Exercise materials START

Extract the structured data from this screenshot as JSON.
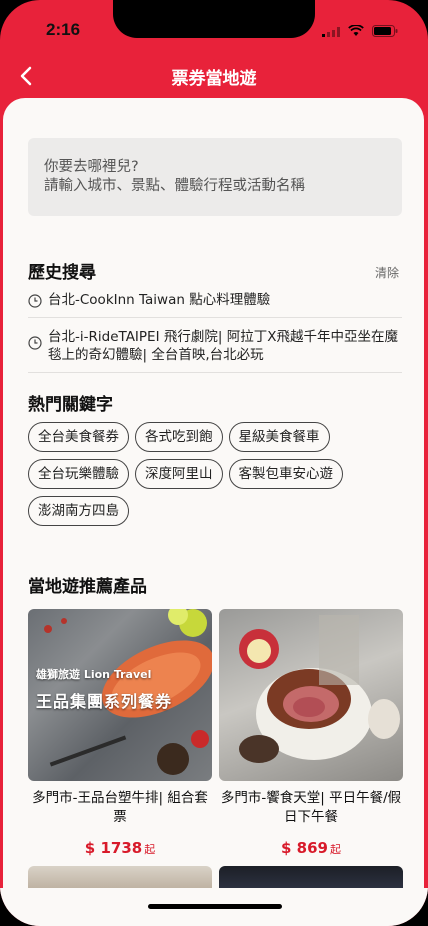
{
  "status": {
    "time": "2:16"
  },
  "nav": {
    "title": "票券當地遊"
  },
  "search": {
    "line1": "你要去哪裡兒?",
    "line2": "請輸入城市、景點、體驗行程或活動名稱"
  },
  "history": {
    "title": "歷史搜尋",
    "clear_label": "清除",
    "items": [
      {
        "text": "台北-CookInn Taiwan 點心料理體驗"
      },
      {
        "text": "台北-i-RideTAIPEI 飛行劇院| 阿拉丁X飛越千年中亞坐在魔毯上的奇幻體驗| 全台首映,台北必玩"
      }
    ]
  },
  "keywords": {
    "title": "熱門關鍵字",
    "items": [
      "全台美食餐券",
      "各式吃到飽",
      "星級美食餐車",
      "全台玩樂體驗",
      "深度阿里山",
      "客製包車安心遊",
      "澎湖南方四島"
    ]
  },
  "recommend": {
    "title": "當地遊推薦產品",
    "products": [
      {
        "name": "多門市-王品台塑牛排| 組合套票",
        "price": "$ 1738",
        "price_suffix": "起",
        "banner_line1": "雄獅旅遊 Lion Travel",
        "banner_line2": "王品集團系列餐券"
      },
      {
        "name": "多門市-饗食天堂| 平日午餐/假日下午餐",
        "price": "$ 869",
        "price_suffix": "起"
      }
    ]
  },
  "colors": {
    "brand": "#e8223a",
    "price": "#d81a2a"
  }
}
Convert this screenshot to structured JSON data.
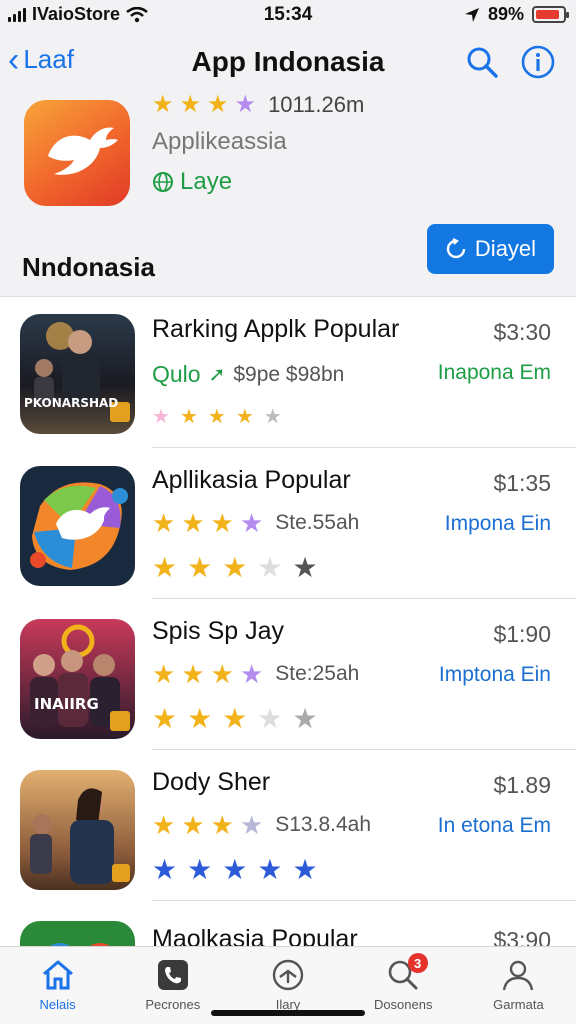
{
  "status": {
    "carrier": "IVaioStore",
    "time": "15:34",
    "battery": "89%",
    "battery_level": 0.89
  },
  "nav": {
    "back_label": "Laaf",
    "title": "App Indonasia",
    "search_icon": "search-icon",
    "info_icon": "info-icon"
  },
  "header": {
    "rating_value": "1011.26m",
    "stars": [
      "#f2b21a",
      "#f2b21a",
      "#f2b21a",
      "#b48cf0"
    ],
    "subtitle": "Applikeassia",
    "tag": "Laye",
    "tag_color": "#1f9d45",
    "install_label": "Diayel",
    "section_title": "Nndonasia"
  },
  "list": [
    {
      "title": "Rarking Applk Popular",
      "price": "$3:30",
      "logo": "Qulo",
      "meta": "$9pe $98bn",
      "link": "Inapona Em",
      "link_color": "#1f9d45",
      "stars": [
        "#f6b8d6",
        "#f2b21a",
        "#f2b21a",
        "#f2b21a",
        "#bbbbbb"
      ],
      "thumb_caption": "PKONARSHAD"
    },
    {
      "title": "Apllikasia Popular",
      "price": "$1:35",
      "meta": "Ste.55ah",
      "link": "Impona Ein",
      "link_color": "#1b6fd1",
      "stars": [
        "#f2b21a",
        "#f2b21a",
        "#f2b21a",
        "#b48cf0"
      ],
      "stars2": [
        "#f2b21a",
        "#f2b21a",
        "#f2b21a",
        "#dddddd",
        "#555555"
      ]
    },
    {
      "title": "Spis Sp Jay",
      "price": "$1:90",
      "meta": "Ste:25ah",
      "link": "Imptona Ein",
      "link_color": "#1b6fd1",
      "stars": [
        "#f2b21a",
        "#f2b21a",
        "#f2b21a",
        "#b48cf0"
      ],
      "stars2": [
        "#f2b21a",
        "#f2b21a",
        "#f2b21a",
        "#dddddd",
        "#aaaaaa"
      ],
      "thumb_caption": "INAIIRG"
    },
    {
      "title": "Dody Sher",
      "price": "$1.89",
      "meta": "S13.8.4ah",
      "link": "In etona Em",
      "link_color": "#1b6fd1",
      "stars": [
        "#f2b21a",
        "#f2b21a",
        "#f2b21a",
        "#b7b7d6"
      ],
      "stars2": [
        "#2d5bd8",
        "#2d5bd8",
        "#2d5bd8",
        "#2d5bd8",
        "#2d5bd8"
      ]
    },
    {
      "title": "Maolkasia Popular",
      "price": "$3:90"
    }
  ],
  "tabs": [
    {
      "label": "Nelais",
      "icon": "home-icon",
      "active": true
    },
    {
      "label": "Pecrones",
      "icon": "phone-icon"
    },
    {
      "label": "Ilary",
      "icon": "compass-icon"
    },
    {
      "label": "Dosonens",
      "icon": "search-icon",
      "badge": "3"
    },
    {
      "label": "Garmata",
      "icon": "person-icon"
    }
  ]
}
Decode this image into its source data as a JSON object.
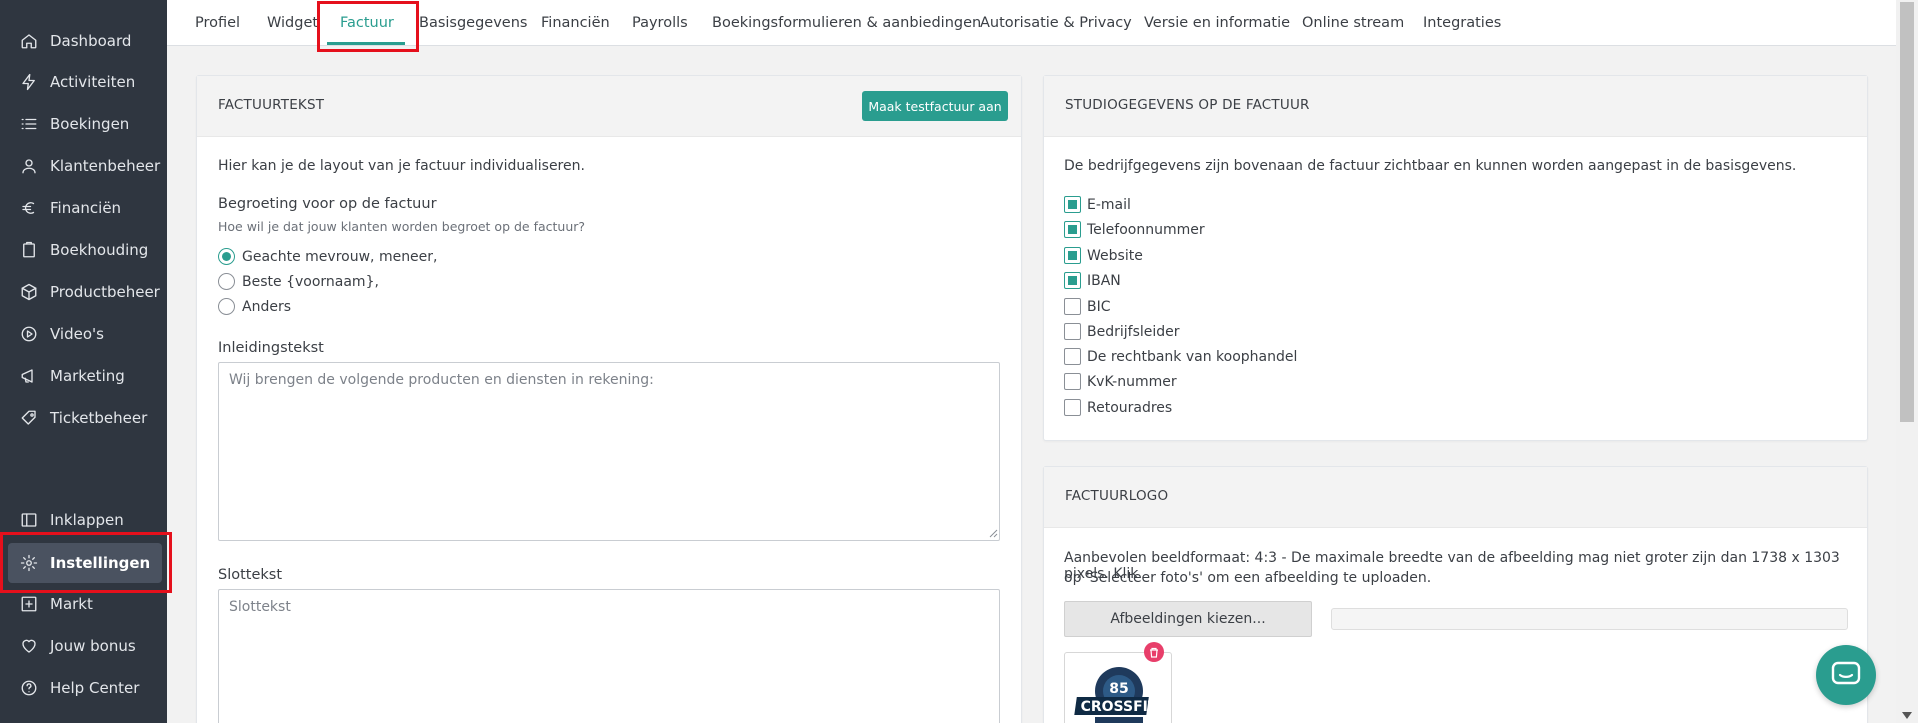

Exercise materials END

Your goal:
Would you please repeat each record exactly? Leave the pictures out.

Answer space:
Extract the structured data from this screenshot as JSON.
{
  "status": {
    "time": "2:16"
  },
  "nav": {
    "title": "票券當地遊"
  },
  "search": {
    "line1": "你要去哪裡兒?",
    "line2": "請輸入城市、景點、體驗行程或活動名稱"
  },
  "history": {
    "title": "歷史搜尋",
    "clear_label": "清除",
    "items": [
      {
        "text": "台北-CookInn Taiwan 點心料理體驗"
      },
      {
        "text": "台北-i-RideTAIPEI 飛行劇院| 阿拉丁X飛越千年中亞坐在魔毯上的奇幻體驗| 全台首映,台北必玩"
      }
    ]
  },
  "keywords": {
    "title": "熱門關鍵字",
    "items": [
      "全台美食餐券",
      "各式吃到飽",
      "星級美食餐車",
      "全台玩樂體驗",
      "深度阿里山",
      "客製包車安心遊",
      "澎湖南方四島"
    ]
  },
  "recommend": {
    "title": "當地遊推薦產品",
    "products": [
      {
        "name": "多門市-王品台塑牛排| 組合套票",
        "price": "$ 1738",
        "price_suffix": "起",
        "banner_line1": "雄獅旅遊 Lion Travel",
        "banner_line2": "王品集團系列餐券"
      },
      {
        "name": "多門市-饗食天堂| 平日午餐/假日下午餐",
        "price": "$ 869",
        "price_suffix": "起"
      }
    ]
  },
  "colors": {
    "brand": "#e8223a",
    "price": "#d81a2a"
  }
}
Convert this screenshot to structured JSON data.
{
  "status": {
    "carrier": "IVaioStore",
    "time": "15:34",
    "battery": "89%",
    "battery_level": 0.89
  },
  "nav": {
    "back_label": "Laaf",
    "title": "App Indonasia",
    "search_icon": "search-icon",
    "info_icon": "info-icon"
  },
  "header": {
    "rating_value": "1011.26m",
    "stars": [
      "#f2b21a",
      "#f2b21a",
      "#f2b21a",
      "#b48cf0"
    ],
    "subtitle": "Applikeassia",
    "tag": "Laye",
    "tag_color": "#1f9d45",
    "install_label": "Diayel",
    "section_title": "Nndonasia"
  },
  "list": [
    {
      "title": "Rarking Applk Popular",
      "price": "$3:30",
      "logo": "Qulo",
      "meta": "$9pe $98bn",
      "link": "Inapona Em",
      "link_color": "#1f9d45",
      "stars": [
        "#f6b8d6",
        "#f2b21a",
        "#f2b21a",
        "#f2b21a",
        "#bbbbbb"
      ],
      "thumb_caption": "PKONARSHAD"
    },
    {
      "title": "Apllikasia Popular",
      "price": "$1:35",
      "meta": "Ste.55ah",
      "link": "Impona Ein",
      "link_color": "#1b6fd1",
      "stars": [
        "#f2b21a",
        "#f2b21a",
        "#f2b21a",
        "#b48cf0"
      ],
      "stars2": [
        "#f2b21a",
        "#f2b21a",
        "#f2b21a",
        "#dddddd",
        "#555555"
      ]
    },
    {
      "title": "Spis Sp Jay",
      "price": "$1:90",
      "meta": "Ste:25ah",
      "link": "Imptona Ein",
      "link_color": "#1b6fd1",
      "stars": [
        "#f2b21a",
        "#f2b21a",
        "#f2b21a",
        "#b48cf0"
      ],
      "stars2": [
        "#f2b21a",
        "#f2b21a",
        "#f2b21a",
        "#dddddd",
        "#aaaaaa"
      ],
      "thumb_caption": "INAIIRG"
    },
    {
      "title": "Dody Sher",
      "price": "$1.89",
      "meta": "S13.8.4ah",
      "link": "In etona Em",
      "link_color": "#1b6fd1",
      "stars": [
        "#f2b21a",
        "#f2b21a",
        "#f2b21a",
        "#b7b7d6"
      ],
      "stars2": [
        "#2d5bd8",
        "#2d5bd8",
        "#2d5bd8",
        "#2d5bd8",
        "#2d5bd8"
      ]
    },
    {
      "title": "Maolkasia Popular",
      "price": "$3:90"
    }
  ],
  "tabs": [
    {
      "label": "Nelais",
      "icon": "home-icon",
      "active": true
    },
    {
      "label": "Pecrones",
      "icon": "phone-icon"
    },
    {
      "label": "Ilary",
      "icon": "compass-icon"
    },
    {
      "label": "Dosonens",
      "icon": "search-icon",
      "badge": "3"
    },
    {
      "label": "Garmata",
      "icon": "person-icon"
    }
  ]
}
Decode this image into its source data as a JSON object.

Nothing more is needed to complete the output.